> _Your instructions_
If a line in the data contains "header", copy it out.
+++ Available data +++
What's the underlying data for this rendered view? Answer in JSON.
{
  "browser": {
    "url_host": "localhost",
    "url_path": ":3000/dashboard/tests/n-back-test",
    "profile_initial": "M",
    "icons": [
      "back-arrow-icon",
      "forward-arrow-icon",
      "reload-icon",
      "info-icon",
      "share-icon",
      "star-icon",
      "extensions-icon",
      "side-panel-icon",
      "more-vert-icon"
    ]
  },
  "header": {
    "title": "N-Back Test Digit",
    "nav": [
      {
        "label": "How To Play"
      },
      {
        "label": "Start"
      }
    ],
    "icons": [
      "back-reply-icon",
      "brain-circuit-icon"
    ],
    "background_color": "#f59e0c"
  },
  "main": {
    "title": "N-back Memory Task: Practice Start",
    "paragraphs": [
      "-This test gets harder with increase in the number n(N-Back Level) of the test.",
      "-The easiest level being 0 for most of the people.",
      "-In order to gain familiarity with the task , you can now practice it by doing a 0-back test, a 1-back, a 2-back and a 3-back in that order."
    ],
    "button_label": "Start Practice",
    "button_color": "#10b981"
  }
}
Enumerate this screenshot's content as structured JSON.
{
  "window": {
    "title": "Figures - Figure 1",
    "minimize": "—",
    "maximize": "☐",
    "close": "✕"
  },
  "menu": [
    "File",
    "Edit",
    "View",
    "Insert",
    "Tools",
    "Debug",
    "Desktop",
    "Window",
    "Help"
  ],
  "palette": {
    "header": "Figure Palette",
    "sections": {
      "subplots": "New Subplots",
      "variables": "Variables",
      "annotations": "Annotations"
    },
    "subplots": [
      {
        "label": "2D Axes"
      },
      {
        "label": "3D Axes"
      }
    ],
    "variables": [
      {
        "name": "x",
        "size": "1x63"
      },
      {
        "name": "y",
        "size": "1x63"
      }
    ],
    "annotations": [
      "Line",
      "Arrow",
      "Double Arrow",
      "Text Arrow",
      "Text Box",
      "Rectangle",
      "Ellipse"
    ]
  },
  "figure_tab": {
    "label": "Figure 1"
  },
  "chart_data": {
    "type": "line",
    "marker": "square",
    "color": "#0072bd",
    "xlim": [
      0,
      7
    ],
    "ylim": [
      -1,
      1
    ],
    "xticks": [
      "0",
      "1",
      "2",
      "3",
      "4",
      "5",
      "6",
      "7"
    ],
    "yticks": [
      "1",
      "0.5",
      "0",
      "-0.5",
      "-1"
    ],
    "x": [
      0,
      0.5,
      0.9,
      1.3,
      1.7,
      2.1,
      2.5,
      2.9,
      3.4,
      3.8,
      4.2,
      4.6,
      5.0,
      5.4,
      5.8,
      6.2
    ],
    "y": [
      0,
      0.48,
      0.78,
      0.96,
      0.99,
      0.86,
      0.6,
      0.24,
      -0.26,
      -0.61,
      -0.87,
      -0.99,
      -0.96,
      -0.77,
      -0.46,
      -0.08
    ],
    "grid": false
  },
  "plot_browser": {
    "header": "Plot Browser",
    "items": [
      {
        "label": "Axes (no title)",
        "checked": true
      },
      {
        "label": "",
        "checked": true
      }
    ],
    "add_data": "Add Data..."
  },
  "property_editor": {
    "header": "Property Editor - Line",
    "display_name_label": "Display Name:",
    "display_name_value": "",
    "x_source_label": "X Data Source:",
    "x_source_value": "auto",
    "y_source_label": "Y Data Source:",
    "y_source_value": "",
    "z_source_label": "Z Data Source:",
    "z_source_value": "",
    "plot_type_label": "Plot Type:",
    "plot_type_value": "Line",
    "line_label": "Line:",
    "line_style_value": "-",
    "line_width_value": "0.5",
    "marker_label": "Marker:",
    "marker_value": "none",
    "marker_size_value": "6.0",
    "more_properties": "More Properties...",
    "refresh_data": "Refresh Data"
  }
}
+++
> _Result of the task_
  "header": {
    "header": "Figure Palette",
    "header": "Plot Browser",
    "header": "Property Editor - Line",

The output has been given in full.